Organization to host benefit dinner to honor the ‘Heroes Among Us’


Two weeks after graduating from Locust Valley High School Angelo Cervasio shipped off to boot camp to join the Air Force. He served with the U.S. Military during Operation Southern Watch, designated as a First Class Airman. According to his mother, Virginia Cervasio, her son was always “for the community.”
“He loved being in the military, he loved his country,” she said.
In 2006, not long after his deployment, Angelo took his own life. He was 24.
From the irrevocable tragedy of losing her son, Cervasio, a resident of Glen Cove, founded Heroes Among Us, a nonprofit organization dedicated to providing assistance to veterans and their families so they may live life to the fullest.
Cervasio said it’s what her son would have wanted. “I basically just picked up where he left off,” she said. “He was always very giving.”

Each year, Heroes Among Us holds a charity dinner to raise money for its services. All proceeds raised during the event will benefit veterans across Long Island. “We want to help veterans and their families with whatever they may need in order to live a healthy life,” Cervasio said. This includes financial assistance to pay for rent, food, clothes and other necessities.
Veterans attend the event free of charge, and a select few are recognized each year. Five World War II and Korean War vets will be honored with the Knot Board, and the event’s special guest of honor is Glen Cove resident William Joe Johnson, a Tuskegee Airman, one of the first black aviators to serve in the U.S. military.
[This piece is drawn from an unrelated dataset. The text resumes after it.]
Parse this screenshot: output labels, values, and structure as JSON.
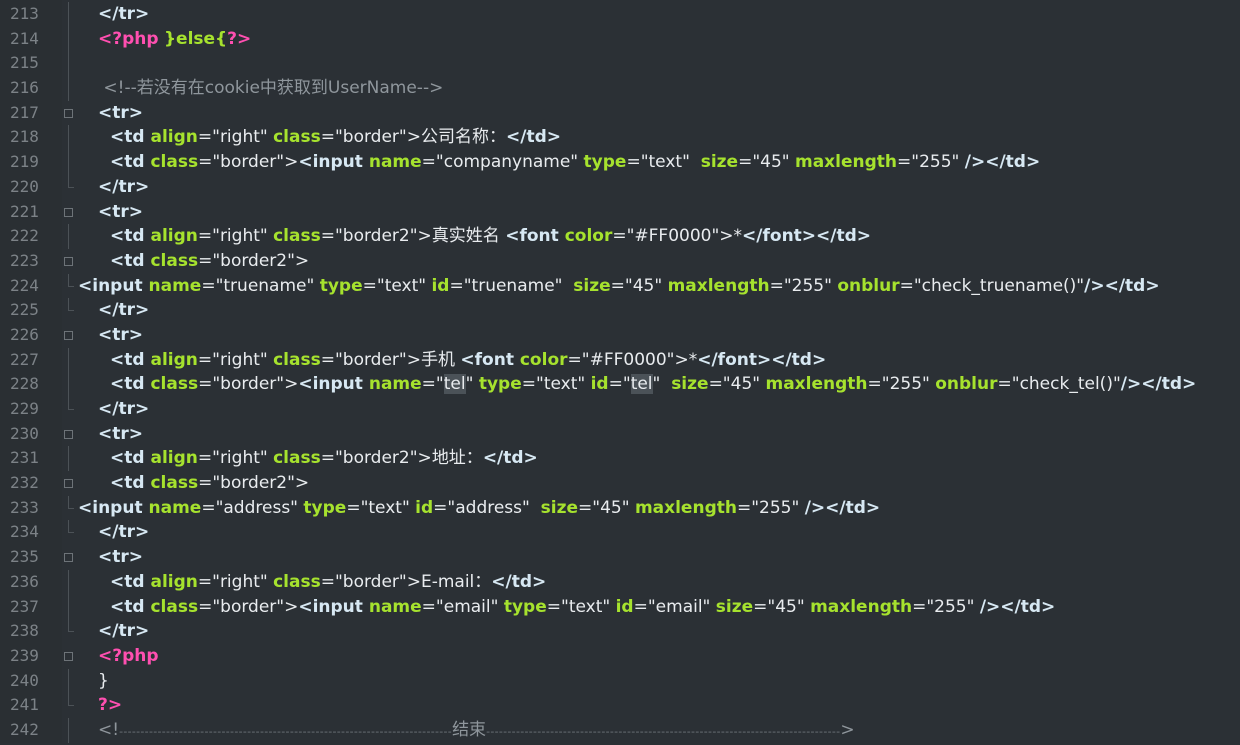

Johnson recalls growing up in Glen Cove during the Great Depression. While tending to his parents’ garden, he would look up and see planes as they passed overhead. “I knew there were no black pilots flying those planes, and I resented it,” he said.
Johnson made it his mission to qualify for the Air Corps upon his entrance to the army in January 1944. He took tests on “aeronautics and what not” through high school, and majored in math and science. He arrived at Tuskegee Air Field in Alabama on June 6, 1944 — “D-Day” — to begin pilot training.
Flying, Johnson said, was “a wonderful experience,” but what was more important to him was getting the chance to “fight for America just like everybody else.”
Korean War veteran Willibe Wilson Jr., of Glen Cove, will be receiving the Knot Board recognition. “It’s a great honor to represent all those who have served in Korea, and all other wars,” he said.
Wilson’s companion, Shirley Tinckney, has attended the charity dinner with him in prior years, and is consistently blown away by the efforts of the organization to support local veterans.
“This is something that should be publicized more,” she said. “A lot of people don’t realize what these veterans have gone through and are still going through. It’s great to fly your flag on certain holidays, but people should be thankful every day.”
Cervasio’s hope is to fund even more programs through Heroes Among Us, specifically an initiative aimed at supporting children of veterans, called Heroes’ Kids.
“I can’t say enough for our veterans,” Cervasio said. “We owe them everything.”
For more information about the charity event, or to sponsor a veteran to attend, visit